WASHINGTON -- Congressional leaders agreed Wednesday on legislation to avert a threatened 24 percent cut in fees to doctors who treat Medicare patients, and said votes were likely in both houses before Monday’s deadline.
The legislation would prevent the cut for 12 months. The heavily-lobbied measure also contains numerous other health care provisions of interest to doctors, hospitals, drug companies and other health care providers.
The House was on track to vote Thursday; Senate action was less certain.
Because of a flawed formula dating to 1997, Medicare doctors are threatened with big fee cuts almost every year. After allowing a 4.8 percent Medicare fee cut to take effect in 2002, Congress has since stepped 16 times to prevent the cuts and must act again by midnight Monday to avoid them this time.

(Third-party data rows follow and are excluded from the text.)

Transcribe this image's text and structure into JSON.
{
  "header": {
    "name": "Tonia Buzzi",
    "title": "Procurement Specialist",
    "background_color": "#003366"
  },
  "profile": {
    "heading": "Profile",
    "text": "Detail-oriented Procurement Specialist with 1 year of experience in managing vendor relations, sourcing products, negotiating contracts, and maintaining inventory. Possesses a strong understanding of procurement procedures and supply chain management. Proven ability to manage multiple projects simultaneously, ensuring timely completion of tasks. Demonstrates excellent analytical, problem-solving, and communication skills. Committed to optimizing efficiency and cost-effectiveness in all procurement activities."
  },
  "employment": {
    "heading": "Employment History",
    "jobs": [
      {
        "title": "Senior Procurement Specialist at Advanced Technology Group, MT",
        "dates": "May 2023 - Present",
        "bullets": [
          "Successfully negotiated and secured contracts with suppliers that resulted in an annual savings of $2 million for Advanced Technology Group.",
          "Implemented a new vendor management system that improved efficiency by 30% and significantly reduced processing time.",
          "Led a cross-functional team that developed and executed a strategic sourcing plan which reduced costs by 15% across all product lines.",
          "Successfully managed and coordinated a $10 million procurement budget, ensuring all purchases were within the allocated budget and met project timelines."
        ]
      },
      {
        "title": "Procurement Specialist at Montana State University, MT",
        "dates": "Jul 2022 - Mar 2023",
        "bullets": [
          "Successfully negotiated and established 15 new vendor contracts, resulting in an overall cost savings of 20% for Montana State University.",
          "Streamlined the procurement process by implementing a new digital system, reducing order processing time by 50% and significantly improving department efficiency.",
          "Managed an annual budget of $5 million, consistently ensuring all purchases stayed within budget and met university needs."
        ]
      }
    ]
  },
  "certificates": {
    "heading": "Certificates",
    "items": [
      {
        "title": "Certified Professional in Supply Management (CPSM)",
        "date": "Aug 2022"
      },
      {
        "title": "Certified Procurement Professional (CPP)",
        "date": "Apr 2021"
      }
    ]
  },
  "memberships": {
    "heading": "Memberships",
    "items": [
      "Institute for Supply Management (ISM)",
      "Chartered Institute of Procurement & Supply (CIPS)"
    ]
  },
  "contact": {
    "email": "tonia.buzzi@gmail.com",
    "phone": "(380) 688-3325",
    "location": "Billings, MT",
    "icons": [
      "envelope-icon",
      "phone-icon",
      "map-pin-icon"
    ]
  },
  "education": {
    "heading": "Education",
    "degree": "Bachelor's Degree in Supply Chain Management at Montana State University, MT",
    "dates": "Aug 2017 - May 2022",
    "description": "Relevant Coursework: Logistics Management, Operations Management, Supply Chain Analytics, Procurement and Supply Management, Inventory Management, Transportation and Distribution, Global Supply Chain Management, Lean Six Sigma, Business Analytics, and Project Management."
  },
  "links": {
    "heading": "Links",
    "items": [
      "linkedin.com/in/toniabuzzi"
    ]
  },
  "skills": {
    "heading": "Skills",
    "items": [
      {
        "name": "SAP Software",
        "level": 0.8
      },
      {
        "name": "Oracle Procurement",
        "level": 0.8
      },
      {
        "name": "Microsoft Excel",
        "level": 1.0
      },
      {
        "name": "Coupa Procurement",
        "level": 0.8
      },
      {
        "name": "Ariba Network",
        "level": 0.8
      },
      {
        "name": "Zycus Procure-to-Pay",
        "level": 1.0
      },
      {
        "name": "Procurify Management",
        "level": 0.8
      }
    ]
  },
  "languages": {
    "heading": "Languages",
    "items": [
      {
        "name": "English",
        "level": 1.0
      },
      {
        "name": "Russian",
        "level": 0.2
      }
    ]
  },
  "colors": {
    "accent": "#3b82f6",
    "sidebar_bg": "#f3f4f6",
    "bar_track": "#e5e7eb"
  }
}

The move for yet another temporary fix comes as efforts for permanently solving the recurring Medicare problem are foundering. There is widespread support for bipartisan legislation to repair, once and for all, the broken Medicare formula but there is no agreement on how to bear the 10-year, $140 billion cost.
New Senate Finance Committee Chairman Ron Wyden, D-Ore., wants to keep working on a permanent solution. He proposes using savings from lower costs for operations in Afghanistan. Republicans are demanding savings from President Barack Obama’s health care law.

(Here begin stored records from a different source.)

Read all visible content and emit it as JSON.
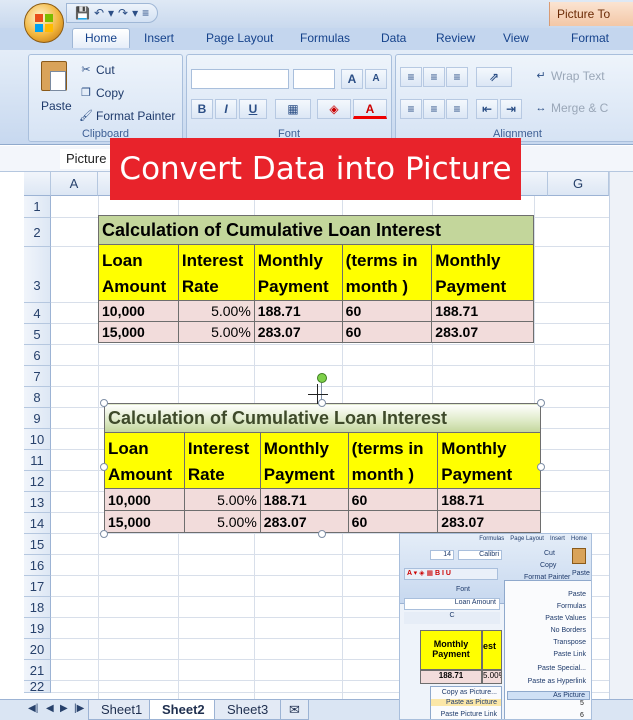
{
  "title_bar": {
    "picture_tools": "Picture To"
  },
  "tabs": [
    "Home",
    "Insert",
    "Page Layout",
    "Formulas",
    "Data",
    "Review",
    "View",
    "Format"
  ],
  "ribbon": {
    "clipboard": {
      "paste": "Paste",
      "cut": "Cut",
      "copy": "Copy",
      "format_painter": "Format Painter",
      "label": "Clipboard"
    },
    "font": {
      "label": "Font",
      "bold": "B",
      "italic": "I",
      "underline": "U",
      "grow": "A",
      "shrink": "A",
      "font_color": "A"
    },
    "alignment": {
      "label": "Alignment",
      "wrap_text": "Wrap Text",
      "merge": "Merge & C"
    }
  },
  "name_box": "Picture",
  "banner": "Convert Data into Picture",
  "columns": [
    "A",
    "G"
  ],
  "rows": [
    "1",
    "2",
    "3",
    "4",
    "5",
    "6",
    "7",
    "8",
    "9",
    "10",
    "11",
    "12",
    "13",
    "14",
    "15",
    "16",
    "17",
    "18",
    "19",
    "20",
    "21",
    "22"
  ],
  "table": {
    "title": "Calculation of Cumulative Loan Interest",
    "headers": [
      [
        "Loan",
        "Amount"
      ],
      [
        "Interest",
        "Rate"
      ],
      [
        "Monthly",
        "Payment"
      ],
      [
        "(terms in",
        "month )"
      ],
      [
        "Monthly",
        "Payment"
      ]
    ],
    "rows": [
      [
        "10,000",
        "5.00%",
        "188.71",
        "60",
        "188.71"
      ],
      [
        "15,000",
        "5.00%",
        "283.07",
        "60",
        "283.07"
      ]
    ]
  },
  "sheet_tabs": [
    "Sheet1",
    "Sheet2",
    "Sheet3"
  ],
  "active_sheet": "Sheet2",
  "inset": {
    "tabs": [
      "Home",
      "Insert",
      "Page Layout",
      "Formulas"
    ],
    "font_name": "Calibri",
    "font_size": "14",
    "cut": "Cut",
    "copy": "Copy",
    "format_painter": "Format Painter",
    "paste": "Paste",
    "font_label": "Font",
    "name_box": "Loan Amount",
    "col": "C",
    "menu": [
      "Paste",
      "Formulas",
      "Paste Values",
      "No Borders",
      "Transpose",
      "Paste Link",
      "Paste Special...",
      "Paste as Hyperlink",
      "As Picture"
    ],
    "submenu": [
      "Copy as Picture...",
      "Paste as Picture",
      "Paste Picture Link"
    ],
    "cell_hdr": [
      "Monthly",
      "Payment"
    ],
    "cell_partial": "est",
    "cell_val": "188.71",
    "cell_pct": "5.00%",
    "row_nums": [
      "5",
      "6"
    ]
  },
  "colors": {
    "banner": "#e8232b",
    "title_fill": "#c3d69b",
    "header_fill": "#ffff00",
    "data_fill": "#f2dcdb"
  }
}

The measure blends $16 billion to address Medicare physician’s payments with about $6 billion more for a variety of other expiring health care provisions like higher Medicare payments to rural hospitals and for ambulance rides in rural areas. It contains about $23 billion in cuts, according to aides familiar with preliminary Congressional Budget Office estimates.

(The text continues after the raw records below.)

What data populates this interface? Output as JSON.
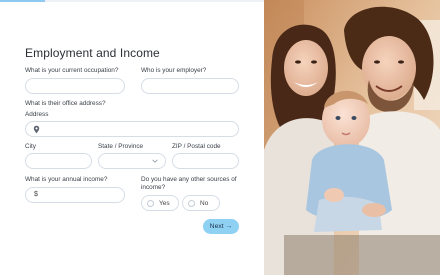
{
  "form": {
    "title": "Employment and Income",
    "progress_fraction": 0.17,
    "occupation": {
      "label": "What is your current occupation?",
      "value": ""
    },
    "employer": {
      "label": "Who is your employer?",
      "value": ""
    },
    "office_address_heading": "What is their office address?",
    "address": {
      "label": "Address",
      "value": "",
      "icon": "location-pin-icon"
    },
    "city": {
      "label": "City",
      "value": ""
    },
    "state": {
      "label": "State / Province",
      "value": "",
      "icon": "chevron-down-icon"
    },
    "zip": {
      "label": "ZIP / Postal code",
      "value": ""
    },
    "income": {
      "label": "What is your annual income?",
      "prefix": "$",
      "value": ""
    },
    "other_sources": {
      "label_line1": "Do you have any other sources of",
      "label_line2": "income?",
      "options": [
        "Yes",
        "No"
      ]
    },
    "next_label": "Next →"
  },
  "colors": {
    "accent": "#8fd1f3",
    "progress": "#8ec9f2",
    "field_border": "#d6dde6"
  },
  "photo": {
    "description_icon": "family-photo"
  }
}
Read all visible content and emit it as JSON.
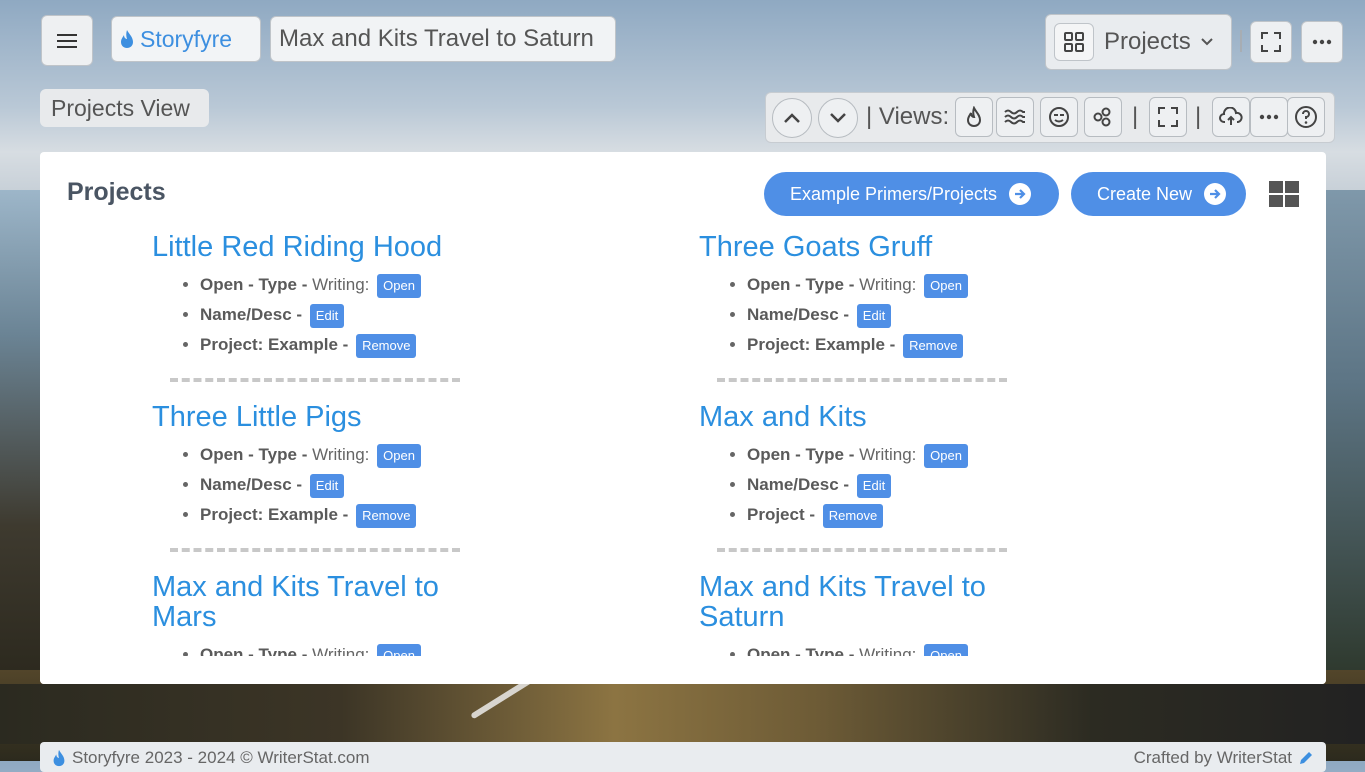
{
  "app": {
    "brand": "Storyfyre",
    "current_project": "Max and Kits Travel to Saturn"
  },
  "header": {
    "view_dropdown": "Projects",
    "view_label": "Projects View"
  },
  "toolbar": {
    "views_label": "| Views:",
    "sep1": "|",
    "sep2": "|"
  },
  "panel": {
    "title": "Projects",
    "example_button": "Example Primers/Projects",
    "create_button": "Create New"
  },
  "projects": [
    {
      "title": "Little Red Riding Hood",
      "open_label": "Open - Type -",
      "type": "Writing:",
      "open_btn": "Open",
      "name_label": "Name/Desc -",
      "edit_btn": "Edit",
      "project_label": "Project: Example -",
      "remove_btn": "Remove"
    },
    {
      "title": "Three Goats Gruff",
      "open_label": "Open - Type -",
      "type": "Writing:",
      "open_btn": "Open",
      "name_label": "Name/Desc -",
      "edit_btn": "Edit",
      "project_label": "Project: Example -",
      "remove_btn": "Remove"
    },
    {
      "title": "Three Little Pigs",
      "open_label": "Open - Type -",
      "type": "Writing:",
      "open_btn": "Open",
      "name_label": "Name/Desc -",
      "edit_btn": "Edit",
      "project_label": "Project: Example -",
      "remove_btn": "Remove"
    },
    {
      "title": "Max and Kits",
      "open_label": "Open - Type -",
      "type": "Writing:",
      "open_btn": "Open",
      "name_label": "Name/Desc -",
      "edit_btn": "Edit",
      "project_label": "Project -",
      "remove_btn": "Remove"
    },
    {
      "title": "Max and Kits Travel to Mars",
      "open_label": "Open - Type -",
      "type": "Writing:",
      "open_btn": "Open"
    },
    {
      "title": "Max and Kits Travel to Saturn",
      "open_label": "Open - Type -",
      "type": "Writing:",
      "open_btn": "Open"
    }
  ],
  "footer": {
    "left": "Storyfyre 2023 - 2024 ©  WriterStat.com",
    "right": "Crafted by WriterStat"
  },
  "colors": {
    "accent": "#4f8fe6",
    "link": "#2b8fdf",
    "brand": "#3d8fe0"
  }
}
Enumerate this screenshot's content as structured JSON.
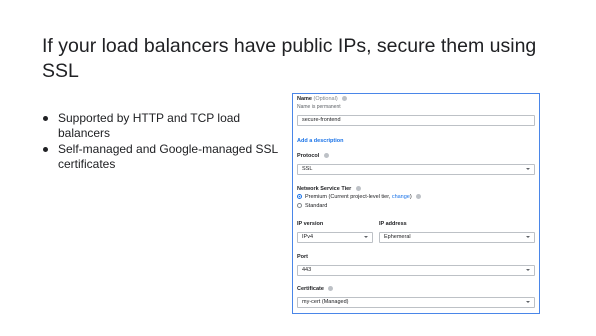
{
  "slide": {
    "title": "If your load balancers have public IPs, secure them using SSL",
    "bullets": [
      "Supported by HTTP and TCP load balancers",
      "Self-managed and Google-managed SSL certificates"
    ]
  },
  "form": {
    "name_label": "Name",
    "name_optional": "(Optional)",
    "name_hint": "Name is permanent",
    "name_value": "secure-frontend",
    "add_description": "Add a description",
    "protocol_label": "Protocol",
    "protocol_value": "SSL",
    "tier_label": "Network Service Tier",
    "tier_premium_text": "Premium (Current project-level tier, ",
    "tier_change_link": "change",
    "tier_premium_close": ")",
    "tier_standard": "Standard",
    "ip_version_label": "IP version",
    "ip_version_value": "IPv4",
    "ip_address_label": "IP address",
    "ip_address_value": "Ephemeral",
    "port_label": "Port",
    "port_value": "443",
    "certificate_label": "Certificate",
    "certificate_value": "my-cert (Managed)"
  },
  "icons": [
    "help-icon",
    "dropdown-caret-icon",
    "radio-selected-icon",
    "radio-unselected-icon"
  ],
  "colors": {
    "accent": "#1a73e8",
    "border": "#4a86e8"
  }
}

It also contains a provision benefiting, among others, Amgen Inc., which produces an oral drug for kidney dialysis patients. It would extend through 2024 a controversial provision to allow payments for Sensipar, which is made by Amgen, to be made on top of other "bundled" payments made to treat Medicare patients with kidney disease. It also eases cuts to dialysis providers who have battled with drug companies over the issue.
The measure also delays implementation of newer, more precise Medicare treatment and payment codes, which has upset the health care information management industry and specialty physicians who stand to benefit from the updated codes. But doctors are happy since it saves them from having to pay a lot of money to upgrade their payment systems.
The temporary measure is financed by a variety of familiar cuts to health care providers, though some gamesmanship is being employed. For instance, the measure includes additional cuts to hospitals that treat a "disproportionate share" of uninsured and Medicaid patients -- but delays planned implementation of existing cuts for a year. It front-loads a 2 percentage point cut to Medicare providers under automatic budget cuts known as sequestration into the first half of the 2024 budget year to claim credit for greater budget savings.
The measure would give Medicare doctors a 0.5 percent fee increase through the end of the year. It also creates two new mental health grant programs, including $60 million over four years for outpatient treatment for people with serious mental illness.